Dataset rows describing interfaces:

[Start of section]

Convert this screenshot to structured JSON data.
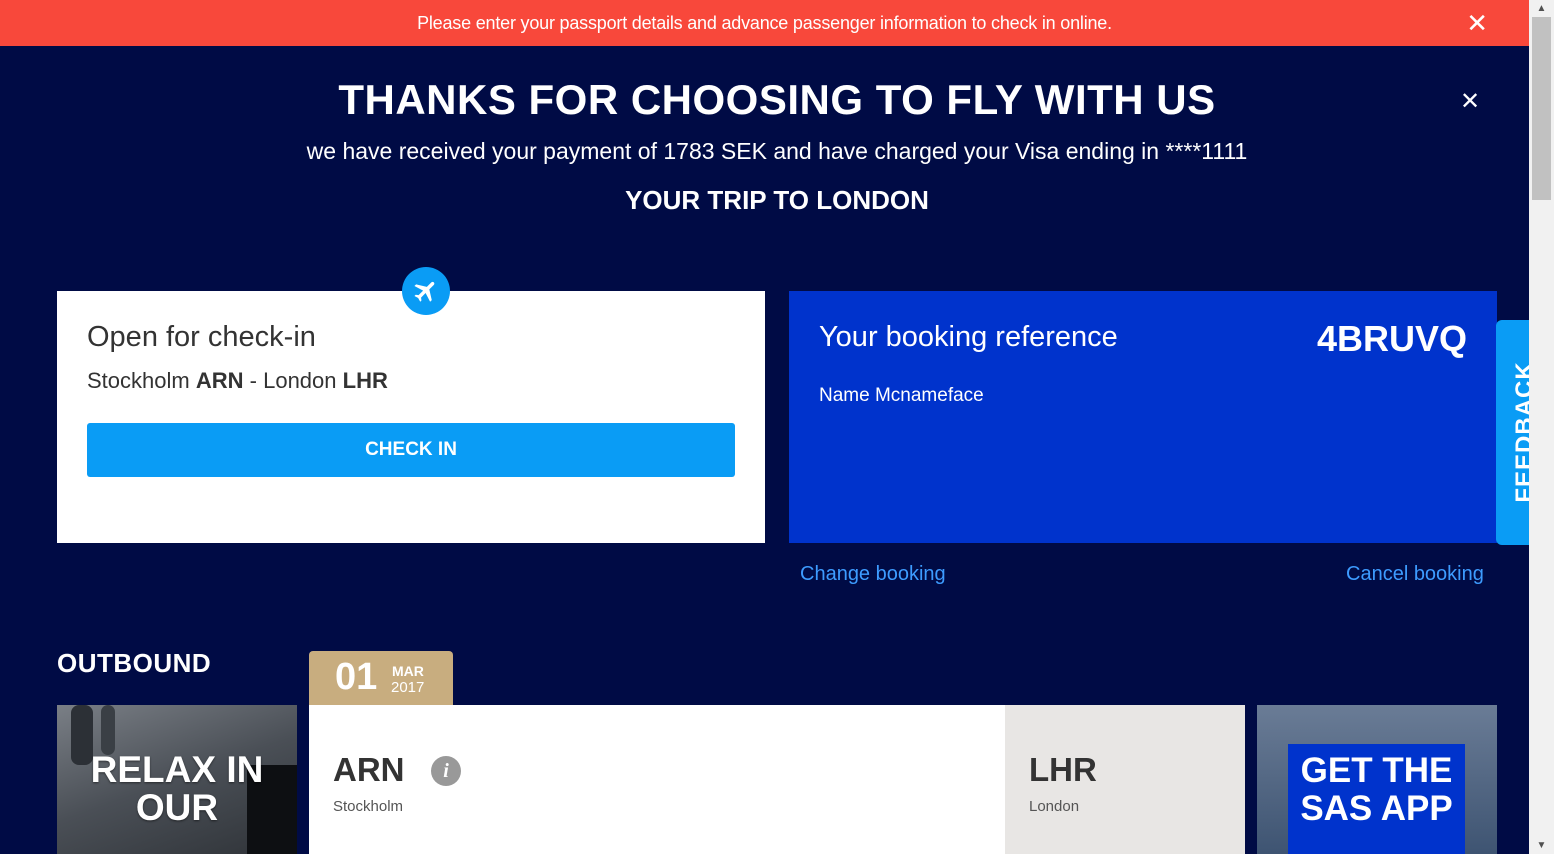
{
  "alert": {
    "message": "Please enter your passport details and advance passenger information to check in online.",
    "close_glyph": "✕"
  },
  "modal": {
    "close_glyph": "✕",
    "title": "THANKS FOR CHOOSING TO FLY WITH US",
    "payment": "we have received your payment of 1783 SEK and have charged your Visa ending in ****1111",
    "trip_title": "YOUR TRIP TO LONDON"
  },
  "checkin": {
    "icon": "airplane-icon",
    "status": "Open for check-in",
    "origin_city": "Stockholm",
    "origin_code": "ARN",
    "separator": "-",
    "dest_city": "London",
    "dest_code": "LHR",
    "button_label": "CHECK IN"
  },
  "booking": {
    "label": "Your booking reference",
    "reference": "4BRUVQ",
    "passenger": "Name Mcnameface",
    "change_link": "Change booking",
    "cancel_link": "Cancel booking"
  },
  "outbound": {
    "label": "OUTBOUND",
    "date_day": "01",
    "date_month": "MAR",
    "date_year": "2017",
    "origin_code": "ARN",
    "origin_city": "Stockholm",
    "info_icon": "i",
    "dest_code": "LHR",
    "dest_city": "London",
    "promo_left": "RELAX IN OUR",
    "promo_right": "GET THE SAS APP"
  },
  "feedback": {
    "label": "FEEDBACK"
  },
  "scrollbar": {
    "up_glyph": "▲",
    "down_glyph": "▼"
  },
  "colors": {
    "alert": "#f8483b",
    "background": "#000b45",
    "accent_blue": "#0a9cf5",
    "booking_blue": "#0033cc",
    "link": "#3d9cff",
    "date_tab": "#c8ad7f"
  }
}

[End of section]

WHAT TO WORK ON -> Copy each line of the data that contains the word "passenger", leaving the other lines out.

EXERCISE OUTPUT ->
    "message": "Please enter your passport details and advance passenger information to check in online.",
    "passenger": "Name Mcnameface",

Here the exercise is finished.